It is among the largest African American-owned architecture and design firms in the country, with impressive accomplishments, from the Smithsonian’s National Museum of African American History and Culture to the Martin Luther King, Jr. Memorial, the Obama Presidential Center in Chicago and a new addition to the George H.W. Bush Library in College Station, TX. In June 2019, McKissack & McKissack (DC) was selected by Engineering News-Record as a Top 50 Program Management and a Top 100 Construction Management-for-Fee firm.
Behind it all is the firm’s founder and owner (and FC2 Trustee) Deryl McKissack. She is the fifth generation in her family to carry on the trade. Her grandfather Moses McKissack was an iconic builder in his own right, designing and building much of the Tuskegee Institute in Alabama.
Deryl moved to Washington, DC for college. She attended Howard University, largely at the request of her father who refused to pay tuition at any other school. And it was Howard University that gave Deryl her fist major gig, hiring her to run the school’s facilities and capital projects in the late 1980s.
But Deryl had larger ambitions to strike it out on her own and start a business. This was in the early 1990s, when firms were going under across the city. “I had $1,000 and an OK business plan, but a strong passion to make it work,” she says. “The firm had one employee (myself) and I had nowhere to go but up.”

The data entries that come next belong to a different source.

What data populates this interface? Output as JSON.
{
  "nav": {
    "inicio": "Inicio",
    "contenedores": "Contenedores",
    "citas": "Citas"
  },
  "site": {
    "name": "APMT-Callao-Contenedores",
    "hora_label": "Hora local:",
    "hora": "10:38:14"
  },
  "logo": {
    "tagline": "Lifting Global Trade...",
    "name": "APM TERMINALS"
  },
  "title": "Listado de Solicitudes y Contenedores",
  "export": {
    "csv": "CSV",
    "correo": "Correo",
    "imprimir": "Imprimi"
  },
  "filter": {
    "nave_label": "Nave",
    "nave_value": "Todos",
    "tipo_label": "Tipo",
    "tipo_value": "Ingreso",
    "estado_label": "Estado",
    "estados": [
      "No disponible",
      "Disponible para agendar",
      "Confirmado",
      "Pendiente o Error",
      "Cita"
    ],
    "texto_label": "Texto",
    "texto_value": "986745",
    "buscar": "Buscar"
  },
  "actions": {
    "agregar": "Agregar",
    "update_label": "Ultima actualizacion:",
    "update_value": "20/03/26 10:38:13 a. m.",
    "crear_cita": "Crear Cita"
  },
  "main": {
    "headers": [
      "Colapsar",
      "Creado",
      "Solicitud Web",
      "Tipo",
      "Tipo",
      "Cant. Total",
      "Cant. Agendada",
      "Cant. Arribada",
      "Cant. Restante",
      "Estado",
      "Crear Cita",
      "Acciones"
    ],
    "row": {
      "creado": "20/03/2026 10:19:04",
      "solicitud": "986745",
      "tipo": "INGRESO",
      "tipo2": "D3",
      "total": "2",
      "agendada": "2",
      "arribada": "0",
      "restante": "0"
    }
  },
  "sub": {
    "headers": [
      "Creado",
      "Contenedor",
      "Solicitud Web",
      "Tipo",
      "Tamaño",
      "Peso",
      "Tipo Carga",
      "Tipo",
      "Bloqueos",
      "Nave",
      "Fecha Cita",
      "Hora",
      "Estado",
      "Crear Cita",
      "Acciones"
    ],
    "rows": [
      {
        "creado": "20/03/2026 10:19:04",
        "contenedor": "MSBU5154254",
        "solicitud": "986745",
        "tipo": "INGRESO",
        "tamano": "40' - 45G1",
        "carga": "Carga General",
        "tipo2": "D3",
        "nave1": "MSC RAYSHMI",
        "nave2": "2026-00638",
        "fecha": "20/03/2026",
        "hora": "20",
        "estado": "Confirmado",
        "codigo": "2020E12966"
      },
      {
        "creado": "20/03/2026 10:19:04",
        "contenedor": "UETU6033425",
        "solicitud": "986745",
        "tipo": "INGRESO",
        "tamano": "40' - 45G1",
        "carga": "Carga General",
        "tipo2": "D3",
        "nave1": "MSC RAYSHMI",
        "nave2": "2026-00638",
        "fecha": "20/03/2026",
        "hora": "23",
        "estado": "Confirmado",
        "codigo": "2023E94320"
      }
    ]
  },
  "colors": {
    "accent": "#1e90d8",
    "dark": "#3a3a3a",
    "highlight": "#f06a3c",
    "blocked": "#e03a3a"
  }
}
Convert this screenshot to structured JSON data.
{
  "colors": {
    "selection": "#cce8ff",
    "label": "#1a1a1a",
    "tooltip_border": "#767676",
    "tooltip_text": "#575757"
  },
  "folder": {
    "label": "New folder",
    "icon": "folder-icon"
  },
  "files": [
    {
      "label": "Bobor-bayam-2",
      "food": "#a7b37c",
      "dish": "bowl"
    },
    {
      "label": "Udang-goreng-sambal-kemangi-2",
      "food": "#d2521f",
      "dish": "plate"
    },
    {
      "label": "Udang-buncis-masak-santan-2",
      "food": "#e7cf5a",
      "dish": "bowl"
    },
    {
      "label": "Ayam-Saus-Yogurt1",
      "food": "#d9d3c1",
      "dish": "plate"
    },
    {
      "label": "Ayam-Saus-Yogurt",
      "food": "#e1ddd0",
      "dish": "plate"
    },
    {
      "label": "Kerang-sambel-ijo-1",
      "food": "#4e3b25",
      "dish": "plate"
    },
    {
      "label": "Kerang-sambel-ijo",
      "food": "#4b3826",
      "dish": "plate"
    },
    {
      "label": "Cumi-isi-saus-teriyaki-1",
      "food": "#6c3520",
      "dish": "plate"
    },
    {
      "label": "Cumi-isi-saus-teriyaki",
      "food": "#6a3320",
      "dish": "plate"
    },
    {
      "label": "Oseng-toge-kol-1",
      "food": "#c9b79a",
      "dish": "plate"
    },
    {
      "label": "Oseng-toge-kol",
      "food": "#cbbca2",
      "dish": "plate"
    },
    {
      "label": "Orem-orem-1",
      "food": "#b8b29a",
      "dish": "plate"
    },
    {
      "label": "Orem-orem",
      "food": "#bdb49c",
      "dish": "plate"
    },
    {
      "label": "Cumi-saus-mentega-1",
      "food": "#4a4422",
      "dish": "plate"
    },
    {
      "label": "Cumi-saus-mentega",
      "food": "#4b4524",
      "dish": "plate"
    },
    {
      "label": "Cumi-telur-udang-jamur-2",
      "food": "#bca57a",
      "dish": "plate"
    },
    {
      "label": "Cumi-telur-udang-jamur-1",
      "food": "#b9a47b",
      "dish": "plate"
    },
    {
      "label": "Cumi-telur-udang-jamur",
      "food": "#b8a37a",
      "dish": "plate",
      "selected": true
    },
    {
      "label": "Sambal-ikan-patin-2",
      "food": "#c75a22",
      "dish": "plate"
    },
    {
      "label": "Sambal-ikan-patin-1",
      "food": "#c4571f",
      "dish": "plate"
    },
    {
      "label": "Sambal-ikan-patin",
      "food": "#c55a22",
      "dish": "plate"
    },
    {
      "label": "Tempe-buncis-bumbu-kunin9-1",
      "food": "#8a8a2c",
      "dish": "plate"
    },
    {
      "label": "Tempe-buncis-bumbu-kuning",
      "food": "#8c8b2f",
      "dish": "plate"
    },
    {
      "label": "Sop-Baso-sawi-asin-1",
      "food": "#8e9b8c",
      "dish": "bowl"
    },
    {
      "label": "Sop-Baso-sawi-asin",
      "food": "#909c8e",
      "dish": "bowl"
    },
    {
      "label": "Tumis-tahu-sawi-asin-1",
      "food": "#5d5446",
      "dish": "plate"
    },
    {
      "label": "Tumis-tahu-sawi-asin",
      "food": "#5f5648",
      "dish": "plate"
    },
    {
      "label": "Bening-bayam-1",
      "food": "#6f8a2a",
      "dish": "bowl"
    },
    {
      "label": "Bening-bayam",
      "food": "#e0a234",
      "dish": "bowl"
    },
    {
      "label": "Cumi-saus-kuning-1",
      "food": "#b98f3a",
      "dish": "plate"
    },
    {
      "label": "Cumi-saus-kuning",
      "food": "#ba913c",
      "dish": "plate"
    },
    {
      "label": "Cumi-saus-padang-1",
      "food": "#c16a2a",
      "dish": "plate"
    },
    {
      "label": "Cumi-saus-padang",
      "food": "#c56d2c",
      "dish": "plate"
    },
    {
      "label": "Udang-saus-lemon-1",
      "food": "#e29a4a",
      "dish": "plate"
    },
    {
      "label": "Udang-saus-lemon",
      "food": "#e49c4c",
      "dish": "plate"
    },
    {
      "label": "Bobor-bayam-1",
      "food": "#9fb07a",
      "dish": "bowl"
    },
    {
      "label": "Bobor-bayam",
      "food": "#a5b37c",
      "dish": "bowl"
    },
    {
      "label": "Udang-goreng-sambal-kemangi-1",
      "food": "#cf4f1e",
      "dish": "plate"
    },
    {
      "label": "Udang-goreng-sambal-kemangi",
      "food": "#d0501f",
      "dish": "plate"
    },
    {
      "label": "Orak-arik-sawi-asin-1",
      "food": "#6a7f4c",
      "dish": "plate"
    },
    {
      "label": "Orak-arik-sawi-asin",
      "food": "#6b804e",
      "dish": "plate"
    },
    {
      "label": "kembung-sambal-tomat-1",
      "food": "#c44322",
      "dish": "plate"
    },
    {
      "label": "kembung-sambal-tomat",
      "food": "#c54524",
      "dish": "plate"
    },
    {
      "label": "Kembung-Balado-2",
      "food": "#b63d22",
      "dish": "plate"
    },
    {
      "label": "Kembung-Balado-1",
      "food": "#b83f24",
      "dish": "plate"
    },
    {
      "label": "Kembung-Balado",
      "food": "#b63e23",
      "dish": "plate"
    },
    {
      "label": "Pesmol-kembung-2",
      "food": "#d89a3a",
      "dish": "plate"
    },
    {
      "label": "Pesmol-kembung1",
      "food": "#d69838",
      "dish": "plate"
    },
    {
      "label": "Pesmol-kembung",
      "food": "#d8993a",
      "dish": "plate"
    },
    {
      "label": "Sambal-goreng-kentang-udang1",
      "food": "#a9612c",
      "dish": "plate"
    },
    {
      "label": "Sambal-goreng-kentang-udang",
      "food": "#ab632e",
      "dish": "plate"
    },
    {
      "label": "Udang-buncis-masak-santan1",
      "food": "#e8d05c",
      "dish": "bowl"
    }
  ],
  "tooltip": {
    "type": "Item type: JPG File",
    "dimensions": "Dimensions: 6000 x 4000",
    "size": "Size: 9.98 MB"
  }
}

Up she went. She started marketing herself to other local universities and got her first contracts with Georgetown, Catholic and GW. Her firm landed the complete renovation of the US Treasury building and then the new ATF headquarters. It then added local municipal jobs to its portfolio in the late 1990s, managing the DC Convention Center, the National’s Ballpark and DC Public School buildings. By the 2000s, her firm was officially in the big leagues, securing a long list of iconic projects.
She’s done her forebears and her city proud. McKissack & McKissack now has offices in cities across the country and $10 billion in projects nationwide.
Deryl has been a trailblazer at the Federal City Council, too. She was among the first African American women to become a Trustee, joining in 1999. She’s been an integral member ever since. She’s lent her know-how to FC2 transportation initiatives and serves on the Executive Committee. She will soon be joining FC2’s new School Facilities Advisory Board.
As a long-time member of the Federal City Council, she’s watched the organization evolve. “It’s become more open and more diverse,” she says. “It has to—it needs to reflect our city and its increasingly diverse business community.”